Data records for software interfaces
══════════════════════════════
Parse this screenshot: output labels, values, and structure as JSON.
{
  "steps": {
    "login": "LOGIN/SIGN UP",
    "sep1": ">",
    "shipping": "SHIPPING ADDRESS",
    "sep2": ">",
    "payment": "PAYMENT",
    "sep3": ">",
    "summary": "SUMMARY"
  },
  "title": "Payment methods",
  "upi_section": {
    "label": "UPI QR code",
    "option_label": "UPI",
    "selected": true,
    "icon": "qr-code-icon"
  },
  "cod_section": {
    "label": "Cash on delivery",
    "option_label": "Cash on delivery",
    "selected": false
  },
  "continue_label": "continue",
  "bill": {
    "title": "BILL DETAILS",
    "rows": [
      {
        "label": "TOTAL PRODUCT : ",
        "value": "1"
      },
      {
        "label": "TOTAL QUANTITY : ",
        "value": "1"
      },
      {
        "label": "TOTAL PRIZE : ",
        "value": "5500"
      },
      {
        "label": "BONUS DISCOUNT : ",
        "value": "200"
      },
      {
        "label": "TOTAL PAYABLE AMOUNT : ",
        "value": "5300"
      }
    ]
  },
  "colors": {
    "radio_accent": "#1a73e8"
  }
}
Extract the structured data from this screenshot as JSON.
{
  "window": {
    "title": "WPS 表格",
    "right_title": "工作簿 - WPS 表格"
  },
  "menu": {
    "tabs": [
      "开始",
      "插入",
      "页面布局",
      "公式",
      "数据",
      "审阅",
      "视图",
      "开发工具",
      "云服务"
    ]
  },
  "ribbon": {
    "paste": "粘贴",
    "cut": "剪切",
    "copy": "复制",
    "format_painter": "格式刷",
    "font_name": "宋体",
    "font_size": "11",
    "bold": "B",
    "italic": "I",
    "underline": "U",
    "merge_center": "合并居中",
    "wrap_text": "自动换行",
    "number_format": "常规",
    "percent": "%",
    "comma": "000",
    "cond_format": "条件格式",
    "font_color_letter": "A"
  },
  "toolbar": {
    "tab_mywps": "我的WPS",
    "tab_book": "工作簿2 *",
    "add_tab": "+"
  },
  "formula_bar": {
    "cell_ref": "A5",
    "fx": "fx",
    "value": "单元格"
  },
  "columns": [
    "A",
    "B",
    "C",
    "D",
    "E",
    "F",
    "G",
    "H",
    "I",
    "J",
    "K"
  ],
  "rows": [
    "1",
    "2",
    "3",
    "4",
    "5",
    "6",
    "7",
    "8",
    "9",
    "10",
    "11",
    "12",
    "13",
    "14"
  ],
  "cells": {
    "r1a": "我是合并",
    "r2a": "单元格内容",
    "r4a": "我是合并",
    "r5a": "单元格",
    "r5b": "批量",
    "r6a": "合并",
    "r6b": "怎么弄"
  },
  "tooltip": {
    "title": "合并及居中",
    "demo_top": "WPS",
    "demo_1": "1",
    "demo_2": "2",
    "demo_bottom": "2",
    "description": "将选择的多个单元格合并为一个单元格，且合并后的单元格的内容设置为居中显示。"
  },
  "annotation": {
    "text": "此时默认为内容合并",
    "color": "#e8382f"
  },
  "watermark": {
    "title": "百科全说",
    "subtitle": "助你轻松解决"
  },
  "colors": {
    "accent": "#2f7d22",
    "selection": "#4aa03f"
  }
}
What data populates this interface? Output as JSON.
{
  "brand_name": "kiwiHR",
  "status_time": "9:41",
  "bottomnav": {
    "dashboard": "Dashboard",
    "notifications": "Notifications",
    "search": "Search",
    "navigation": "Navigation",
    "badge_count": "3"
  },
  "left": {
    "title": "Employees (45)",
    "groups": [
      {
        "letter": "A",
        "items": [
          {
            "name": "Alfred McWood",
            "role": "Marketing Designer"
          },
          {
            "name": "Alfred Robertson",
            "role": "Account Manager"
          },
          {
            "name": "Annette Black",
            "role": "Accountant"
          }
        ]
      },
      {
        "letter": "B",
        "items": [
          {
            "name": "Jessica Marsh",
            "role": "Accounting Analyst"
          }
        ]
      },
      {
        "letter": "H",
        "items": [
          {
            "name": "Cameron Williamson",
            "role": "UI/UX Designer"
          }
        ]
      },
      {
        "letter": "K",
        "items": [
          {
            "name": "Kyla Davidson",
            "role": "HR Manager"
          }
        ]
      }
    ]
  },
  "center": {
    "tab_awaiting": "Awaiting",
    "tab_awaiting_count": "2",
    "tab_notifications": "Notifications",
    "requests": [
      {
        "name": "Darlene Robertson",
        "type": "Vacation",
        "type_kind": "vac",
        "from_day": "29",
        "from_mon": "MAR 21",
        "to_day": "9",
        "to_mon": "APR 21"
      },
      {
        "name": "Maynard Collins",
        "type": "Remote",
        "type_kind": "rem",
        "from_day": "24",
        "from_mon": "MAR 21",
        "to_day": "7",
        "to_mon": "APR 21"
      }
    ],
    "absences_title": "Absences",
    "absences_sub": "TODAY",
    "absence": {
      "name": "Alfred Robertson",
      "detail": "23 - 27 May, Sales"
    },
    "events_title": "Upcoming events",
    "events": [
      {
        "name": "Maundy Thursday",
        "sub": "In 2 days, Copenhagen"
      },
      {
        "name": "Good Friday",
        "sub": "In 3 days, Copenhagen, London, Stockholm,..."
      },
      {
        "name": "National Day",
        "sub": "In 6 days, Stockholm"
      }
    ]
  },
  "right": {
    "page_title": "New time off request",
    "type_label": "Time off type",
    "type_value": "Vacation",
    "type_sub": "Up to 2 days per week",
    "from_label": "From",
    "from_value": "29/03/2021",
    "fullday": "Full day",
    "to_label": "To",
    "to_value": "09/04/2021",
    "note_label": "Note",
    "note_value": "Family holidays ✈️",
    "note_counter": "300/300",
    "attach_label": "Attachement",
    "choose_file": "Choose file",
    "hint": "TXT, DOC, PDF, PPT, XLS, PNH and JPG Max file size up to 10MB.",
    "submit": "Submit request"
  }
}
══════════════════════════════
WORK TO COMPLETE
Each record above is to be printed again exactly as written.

REPLY
Parse this screenshot: output labels, values, and structure as JSON.
{
  "steps": {
    "login": "LOGIN/SIGN UP",
    "sep1": ">",
    "shipping": "SHIPPING ADDRESS",
    "sep2": ">",
    "payment": "PAYMENT",
    "sep3": ">",
    "summary": "SUMMARY"
  },
  "title": "Payment methods",
  "upi_section": {
    "label": "UPI QR code",
    "option_label": "UPI",
    "selected": true,
    "icon": "qr-code-icon"
  },
  "cod_section": {
    "label": "Cash on delivery",
    "option_label": "Cash on delivery",
    "selected": false
  },
  "continue_label": "continue",
  "bill": {
    "title": "BILL DETAILS",
    "rows": [
      {
        "label": "TOTAL PRODUCT : ",
        "value": "1"
      },
      {
        "label": "TOTAL QUANTITY : ",
        "value": "1"
      },
      {
        "label": "TOTAL PRIZE : ",
        "value": "5500"
      },
      {
        "label": "BONUS DISCOUNT : ",
        "value": "200"
      },
      {
        "label": "TOTAL PAYABLE AMOUNT : ",
        "value": "5300"
      }
    ]
  },
  "colors": {
    "radio_accent": "#1a73e8"
  }
}
Extract the structured data from this screenshot as JSON.
{
  "window": {
    "title": "WPS 表格",
    "right_title": "工作簿 - WPS 表格"
  },
  "menu": {
    "tabs": [
      "开始",
      "插入",
      "页面布局",
      "公式",
      "数据",
      "审阅",
      "视图",
      "开发工具",
      "云服务"
    ]
  },
  "ribbon": {
    "paste": "粘贴",
    "cut": "剪切",
    "copy": "复制",
    "format_painter": "格式刷",
    "font_name": "宋体",
    "font_size": "11",
    "bold": "B",
    "italic": "I",
    "underline": "U",
    "merge_center": "合并居中",
    "wrap_text": "自动换行",
    "number_format": "常规",
    "percent": "%",
    "comma": "000",
    "cond_format": "条件格式",
    "font_color_letter": "A"
  },
  "toolbar": {
    "tab_mywps": "我的WPS",
    "tab_book": "工作簿2 *",
    "add_tab": "+"
  },
  "formula_bar": {
    "cell_ref": "A5",
    "fx": "fx",
    "value": "单元格"
  },
  "columns": [
    "A",
    "B",
    "C",
    "D",
    "E",
    "F",
    "G",
    "H",
    "I",
    "J",
    "K"
  ],
  "rows": [
    "1",
    "2",
    "3",
    "4",
    "5",
    "6",
    "7",
    "8",
    "9",
    "10",
    "11",
    "12",
    "13",
    "14"
  ],
  "cells": {
    "r1a": "我是合并",
    "r2a": "单元格内容",
    "r4a": "我是合并",
    "r5a": "单元格",
    "r5b": "批量",
    "r6a": "合并",
    "r6b": "怎么弄"
  },
  "tooltip": {
    "title": "合并及居中",
    "demo_top": "WPS",
    "demo_1": "1",
    "demo_2": "2",
    "demo_bottom": "2",
    "description": "将选择的多个单元格合并为一个单元格，且合并后的单元格的内容设置为居中显示。"
  },
  "annotation": {
    "text": "此时默认为内容合并",
    "color": "#e8382f"
  },
  "watermark": {
    "title": "百科全说",
    "subtitle": "助你轻松解决"
  },
  "colors": {
    "accent": "#2f7d22",
    "selection": "#4aa03f"
  }
}
What data populates this interface? Output as JSON.
{
  "brand_name": "kiwiHR",
  "status_time": "9:41",
  "bottomnav": {
    "dashboard": "Dashboard",
    "notifications": "Notifications",
    "search": "Search",
    "navigation": "Navigation",
    "badge_count": "3"
  },
  "left": {
    "title": "Employees (45)",
    "groups": [
      {
        "letter": "A",
        "items": [
          {
            "name": "Alfred McWood",
            "role": "Marketing Designer"
          },
          {
            "name": "Alfred Robertson",
            "role": "Account Manager"
          },
          {
            "name": "Annette Black",
            "role": "Accountant"
          }
        ]
      },
      {
        "letter": "B",
        "items": [
          {
            "name": "Jessica Marsh",
            "role": "Accounting Analyst"
          }
        ]
      },
      {
        "letter": "H",
        "items": [
          {
            "name": "Cameron Williamson",
            "role": "UI/UX Designer"
          }
        ]
      },
      {
        "letter": "K",
        "items": [
          {
            "name": "Kyla Davidson",
            "role": "HR Manager"
          }
        ]
      }
    ]
  },
  "center": {
    "tab_awaiting": "Awaiting",
    "tab_awaiting_count": "2",
    "tab_notifications": "Notifications",
    "requests": [
      {
        "name": "Darlene Robertson",
        "type": "Vacation",
        "type_kind": "vac",
        "from_day": "29",
        "from_mon": "MAR 21",
        "to_day": "9",
        "to_mon": "APR 21"
      },
      {
        "name": "Maynard Collins",
        "type": "Remote",
        "type_kind": "rem",
        "from_day": "24",
        "from_mon": "MAR 21",
        "to_day": "7",
        "to_mon": "APR 21"
      }
    ],
    "absences_title": "Absences",
    "absences_sub": "TODAY",
    "absence": {
      "name": "Alfred Robertson",
      "detail": "23 - 27 May, Sales"
    },
    "events_title": "Upcoming events",
    "events": [
      {
        "name": "Maundy Thursday",
        "sub": "In 2 days, Copenhagen"
      },
      {
        "name": "Good Friday",
        "sub": "In 3 days, Copenhagen, London, Stockholm,..."
      },
      {
        "name": "National Day",
        "sub": "In 6 days, Stockholm"
      }
    ]
  },
  "right": {
    "page_title": "New time off request",
    "type_label": "Time off type",
    "type_value": "Vacation",
    "type_sub": "Up to 2 days per week",
    "from_label": "From",
    "from_value": "29/03/2021",
    "fullday": "Full day",
    "to_label": "To",
    "to_value": "09/04/2021",
    "note_label": "Note",
    "note_value": "Family holidays ✈️",
    "note_counter": "300/300",
    "attach_label": "Attachement",
    "choose_file": "Choose file",
    "hint": "TXT, DOC, PDF, PPT, XLS, PNH and JPG Max file size up to 10MB.",
    "submit": "Submit request"
  }
}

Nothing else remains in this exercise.